Tissaphernes, a Persian general, assassinated in Colossae, Phrygia, in 395 B. C. In 414 Darius Nothus appointed him satrap of Lower Asia, S. of the Adramyttian bay, in place of Pissuthnes, then in revolt. He was ordered by the king to collect from the Hellenic cities within his jurisdiction the tributes in arrears for half a century, and also to slay or imprison Amorges, the son of Pissuthnes, who had rebelled and made an alliance with the Athenians. Tissaphernes obtained the aid of the Spartans through the influence of Alci-biades, who desired to support the Chians in their revolt against the Athenians. Throughout the ensuing contest, comprising the closing scenes of the Peloponnesian war, Tissaphernes acted treacherously to his allies. (See Alct-biades, and Greece, vol. viii., p. 194.) In 407 Cyrus the Younger was appointed viceroy of the maritime region of Asia Minor. Hostility soon sprang up between him and Tissaphernes, who accused him, after the death of Darius, of aspiring to the throne of his brother Artaxerxes II. Tissaphernes, being one of the four generals who commanded the Persian army at Cunaxa, gained possession of the persons of the five generals commanding the Greek mercenaries of Cyrus, and put four of them to death.

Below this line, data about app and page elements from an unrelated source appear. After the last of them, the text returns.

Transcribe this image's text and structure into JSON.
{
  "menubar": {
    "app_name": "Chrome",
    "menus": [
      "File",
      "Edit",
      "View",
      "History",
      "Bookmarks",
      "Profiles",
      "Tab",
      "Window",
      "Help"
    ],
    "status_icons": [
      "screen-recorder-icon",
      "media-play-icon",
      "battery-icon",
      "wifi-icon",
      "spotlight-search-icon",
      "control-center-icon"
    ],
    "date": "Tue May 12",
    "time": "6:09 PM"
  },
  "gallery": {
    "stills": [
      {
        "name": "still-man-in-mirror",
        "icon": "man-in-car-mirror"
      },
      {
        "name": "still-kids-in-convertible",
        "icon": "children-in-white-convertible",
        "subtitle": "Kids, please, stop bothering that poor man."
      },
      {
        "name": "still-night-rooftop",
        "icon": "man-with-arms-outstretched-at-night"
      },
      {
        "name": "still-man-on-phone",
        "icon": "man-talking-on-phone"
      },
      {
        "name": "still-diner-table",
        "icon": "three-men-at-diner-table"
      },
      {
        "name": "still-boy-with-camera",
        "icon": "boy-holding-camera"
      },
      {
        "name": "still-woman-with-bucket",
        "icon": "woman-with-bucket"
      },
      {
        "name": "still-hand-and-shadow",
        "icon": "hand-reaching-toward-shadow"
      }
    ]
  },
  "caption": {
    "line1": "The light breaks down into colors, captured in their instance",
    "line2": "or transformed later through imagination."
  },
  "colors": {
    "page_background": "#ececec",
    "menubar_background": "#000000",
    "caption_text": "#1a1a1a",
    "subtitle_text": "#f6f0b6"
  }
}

During the famous retreat of the 10,000 under Xenophon he continually harassed them as far as the Carduchian mountains. For his services he was made governor of the provinces formerly ruled by Cyrus, and as such he carried on war with the Spartans. Complaints against him constantly arrived at the Persian court, and Tithraustes was sent to put him to death. Tissaphernes was surprised in the bath and slain, and his head sent to Artaxerxes.